The LLC dissolution requires attention to detail and adherence to your state’s laws. In our experience, following the proper procedure ensures a smooth process and prevents potential fines.
Why Should You Dissolve an LLC?
There are numerous reasons to formally close your LLC. The decision may stem from changes in your business vision, a shift in the market, or simply the need to close up shop.
Whatever the case, the process of a voluntary dissolution involves more than putting up the ‘closed’ sign.
Avoiding Additional Debts or Liabilities
In our experience, one substantial motivator for dissolving an LLC is the need to avoid accumulating additional debts or liabilities. An unresolved LLC’s existence can continue to incur costs such as annual fees or taxes.
According to a study by Alignable, 47% of small businesses are at risk of closing, being threatened by potentially crippling costs, such as those related to maintaining an inactive LLC.
Fulfilling Legal Obligations
Another compelling reason is the need to fulfill legal obligations. State law mandates a complete legal dissolution process to officially dissolve the business entity.
Failure to comply can result in penalties as shown by the IRS’ Collection Activities, Penalties, and Appeals report, according to which, the IRS collected more than $98.4 billion in unpaid assessments on returns filed with additional tax due in Fiscal Year (FY) 2022.
Ensuring Fair Distribution of Assets
Ending an LLC also ensures fair distribution of remaining assets among the LLC’s members, as stipulated in the operating agreement. This process, often overseen by a lawyer, ensures that all members receive their fair share, thus avoiding potential litigation in the future.
Protecting Future Business Endeavors
Addressing proper dissolution is not only crucial for your present situation but also impacts your next endeavors. An LLC that is not dissolved properly can tarnish your reputation and impact other business ventures.
After all, the business world values responsible management and adherence to state and federal laws.
Do I Need Legal Help With Filing the Articles of Dissolution?
Dissolving an LLC is a multi-step procedure that requires meticulous attention to detail. It’s important to address dissolution in good standing, adhering to the laws of your state, and ensuring that your company’s dissolution is conducted in compliance with the necessary regulations.
However, in our hands-on exploration, we’ve found that, despite the process being intricate and potentially daunting, even a three-member LLC can successfully file the articles of dissolution and dissolve the company, setting the stage for future business endeavors small business owners can explore.
We found that by hiring an LLC formation company like IncFile to handle filing paperwork for your LLC dissolution, you can save more money than resorting to a lawyer, and it also makes things easier, especially if this is the first time you are dealing with the process.
Related Article: How to Remove a Partner From an LLC
Frequently Asked Questions
If your LLC is qualified to transact business in multiple states, you’ll need to file dissolution paperwork in each of those states, following their specific procedures and laws.
Yes, under certain circumstances, both state law and the LLC operating agreement can lead to an involuntary dissolution.
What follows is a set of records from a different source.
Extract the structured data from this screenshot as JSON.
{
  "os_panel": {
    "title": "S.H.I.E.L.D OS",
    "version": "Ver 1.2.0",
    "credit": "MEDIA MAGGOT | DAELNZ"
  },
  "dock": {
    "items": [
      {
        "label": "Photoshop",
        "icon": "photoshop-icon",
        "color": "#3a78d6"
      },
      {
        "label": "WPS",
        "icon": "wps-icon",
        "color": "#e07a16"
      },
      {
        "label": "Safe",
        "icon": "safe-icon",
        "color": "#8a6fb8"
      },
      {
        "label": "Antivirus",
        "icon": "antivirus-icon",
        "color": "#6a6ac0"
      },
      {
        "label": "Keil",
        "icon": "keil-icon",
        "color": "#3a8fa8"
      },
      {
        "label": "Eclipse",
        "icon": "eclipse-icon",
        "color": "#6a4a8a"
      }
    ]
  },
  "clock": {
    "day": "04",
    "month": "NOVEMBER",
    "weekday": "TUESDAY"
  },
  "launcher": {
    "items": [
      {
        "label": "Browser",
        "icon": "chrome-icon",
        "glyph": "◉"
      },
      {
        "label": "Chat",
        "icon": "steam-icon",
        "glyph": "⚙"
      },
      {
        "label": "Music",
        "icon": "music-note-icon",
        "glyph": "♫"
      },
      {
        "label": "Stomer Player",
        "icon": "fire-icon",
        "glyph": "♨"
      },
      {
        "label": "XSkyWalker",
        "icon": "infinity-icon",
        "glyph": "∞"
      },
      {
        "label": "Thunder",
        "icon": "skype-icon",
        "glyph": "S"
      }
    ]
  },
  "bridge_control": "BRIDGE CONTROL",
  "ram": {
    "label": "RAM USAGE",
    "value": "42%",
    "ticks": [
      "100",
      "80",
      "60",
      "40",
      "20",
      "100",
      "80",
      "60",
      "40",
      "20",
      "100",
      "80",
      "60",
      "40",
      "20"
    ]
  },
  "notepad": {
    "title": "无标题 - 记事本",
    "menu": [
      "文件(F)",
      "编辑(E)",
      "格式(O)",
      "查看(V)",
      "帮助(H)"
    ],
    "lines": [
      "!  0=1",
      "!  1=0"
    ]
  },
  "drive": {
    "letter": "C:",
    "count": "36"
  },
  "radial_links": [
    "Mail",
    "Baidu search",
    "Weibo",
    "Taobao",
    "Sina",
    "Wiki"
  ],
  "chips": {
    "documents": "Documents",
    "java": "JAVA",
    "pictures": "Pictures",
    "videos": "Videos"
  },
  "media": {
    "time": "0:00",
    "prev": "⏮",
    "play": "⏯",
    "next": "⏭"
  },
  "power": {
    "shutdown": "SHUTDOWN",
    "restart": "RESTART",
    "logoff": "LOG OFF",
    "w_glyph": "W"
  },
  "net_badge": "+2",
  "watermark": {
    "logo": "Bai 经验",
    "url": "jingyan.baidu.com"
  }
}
Such scenarios can include judicial dissolution due to conflicts among members or failure to comply with tax clearance requirements.
While not required, consulting with an attorney can be beneficial to ensure all legal obligations—like notifying creditors and paying final payroll taxes—are met during the business closing process.
The timeline to dissolve an LLC can vary, depending on factors, such as the time needed to pay creditors and distribute remaining assets. However, in most cases, it takes a few months.